* AIM OF THE TASK
Each line of the listing below that includes "JSON" should be reported.
--------------------------------------------------
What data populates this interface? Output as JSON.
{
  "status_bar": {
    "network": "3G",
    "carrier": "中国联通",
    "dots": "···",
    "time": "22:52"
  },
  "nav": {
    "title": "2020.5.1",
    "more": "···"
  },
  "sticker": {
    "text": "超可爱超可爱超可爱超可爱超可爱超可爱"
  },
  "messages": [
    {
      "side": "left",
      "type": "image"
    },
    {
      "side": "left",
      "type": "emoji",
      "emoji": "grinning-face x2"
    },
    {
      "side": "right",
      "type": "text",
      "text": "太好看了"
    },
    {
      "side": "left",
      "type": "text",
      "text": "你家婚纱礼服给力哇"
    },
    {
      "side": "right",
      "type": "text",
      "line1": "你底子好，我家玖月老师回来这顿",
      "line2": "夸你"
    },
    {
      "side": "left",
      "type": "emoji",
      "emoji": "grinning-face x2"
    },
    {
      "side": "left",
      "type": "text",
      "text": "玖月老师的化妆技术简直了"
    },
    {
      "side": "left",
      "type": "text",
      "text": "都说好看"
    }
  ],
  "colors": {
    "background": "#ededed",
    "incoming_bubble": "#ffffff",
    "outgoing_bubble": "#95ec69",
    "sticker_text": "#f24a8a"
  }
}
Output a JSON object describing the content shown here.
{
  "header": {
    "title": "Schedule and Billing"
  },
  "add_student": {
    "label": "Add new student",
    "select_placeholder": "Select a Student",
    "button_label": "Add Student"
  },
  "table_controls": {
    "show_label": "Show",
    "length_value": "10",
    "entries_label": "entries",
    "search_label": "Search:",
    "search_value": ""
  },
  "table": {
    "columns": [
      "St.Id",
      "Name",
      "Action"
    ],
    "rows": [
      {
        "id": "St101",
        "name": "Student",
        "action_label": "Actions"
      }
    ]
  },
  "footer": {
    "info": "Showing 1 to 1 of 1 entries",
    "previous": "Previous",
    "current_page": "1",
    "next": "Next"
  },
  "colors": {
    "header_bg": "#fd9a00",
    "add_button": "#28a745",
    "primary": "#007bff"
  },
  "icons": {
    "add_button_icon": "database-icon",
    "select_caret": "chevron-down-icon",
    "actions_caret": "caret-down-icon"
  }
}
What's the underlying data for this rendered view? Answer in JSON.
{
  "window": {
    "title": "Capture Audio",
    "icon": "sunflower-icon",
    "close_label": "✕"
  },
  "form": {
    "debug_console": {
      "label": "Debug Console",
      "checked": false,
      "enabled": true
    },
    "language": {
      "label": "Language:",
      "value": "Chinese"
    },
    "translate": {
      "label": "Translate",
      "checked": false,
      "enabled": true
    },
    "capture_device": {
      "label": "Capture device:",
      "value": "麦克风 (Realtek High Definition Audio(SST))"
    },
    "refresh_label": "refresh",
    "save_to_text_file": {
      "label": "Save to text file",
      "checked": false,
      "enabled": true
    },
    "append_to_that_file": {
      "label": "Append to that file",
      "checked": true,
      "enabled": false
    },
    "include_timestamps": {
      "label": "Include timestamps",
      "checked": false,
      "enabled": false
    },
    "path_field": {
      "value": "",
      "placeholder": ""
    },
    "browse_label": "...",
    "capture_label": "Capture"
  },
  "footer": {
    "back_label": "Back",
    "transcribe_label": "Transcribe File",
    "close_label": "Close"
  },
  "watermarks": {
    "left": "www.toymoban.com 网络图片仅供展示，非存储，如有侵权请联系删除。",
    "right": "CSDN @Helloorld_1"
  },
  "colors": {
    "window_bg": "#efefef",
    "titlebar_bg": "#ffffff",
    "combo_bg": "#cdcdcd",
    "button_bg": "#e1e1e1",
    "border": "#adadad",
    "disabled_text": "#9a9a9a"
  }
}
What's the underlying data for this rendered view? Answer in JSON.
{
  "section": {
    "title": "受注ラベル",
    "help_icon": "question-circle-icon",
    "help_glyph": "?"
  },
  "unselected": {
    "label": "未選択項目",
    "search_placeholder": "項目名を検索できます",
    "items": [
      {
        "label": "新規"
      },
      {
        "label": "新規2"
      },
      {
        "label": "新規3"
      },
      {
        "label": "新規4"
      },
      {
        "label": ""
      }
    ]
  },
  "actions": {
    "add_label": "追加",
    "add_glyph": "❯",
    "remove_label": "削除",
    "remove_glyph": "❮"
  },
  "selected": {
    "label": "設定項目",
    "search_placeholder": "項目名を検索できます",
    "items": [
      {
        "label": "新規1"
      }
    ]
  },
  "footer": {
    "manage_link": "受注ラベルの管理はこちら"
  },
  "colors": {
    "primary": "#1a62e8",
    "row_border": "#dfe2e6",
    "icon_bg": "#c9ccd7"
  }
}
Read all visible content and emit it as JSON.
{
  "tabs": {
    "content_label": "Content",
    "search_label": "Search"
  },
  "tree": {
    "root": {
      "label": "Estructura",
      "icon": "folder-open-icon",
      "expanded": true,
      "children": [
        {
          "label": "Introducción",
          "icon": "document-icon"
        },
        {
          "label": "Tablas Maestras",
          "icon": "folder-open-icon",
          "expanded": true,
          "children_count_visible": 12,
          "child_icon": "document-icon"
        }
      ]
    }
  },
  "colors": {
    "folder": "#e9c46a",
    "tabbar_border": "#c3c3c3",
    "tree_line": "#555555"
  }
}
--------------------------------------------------
* TASK SOLUTION
What data populates this interface? Output as JSON.
Output a JSON object describing the content shown here.
What's the underlying data for this rendered view? Answer in JSON.
What's the underlying data for this rendered view? Answer in JSON.
Read all visible content and emit it as JSON.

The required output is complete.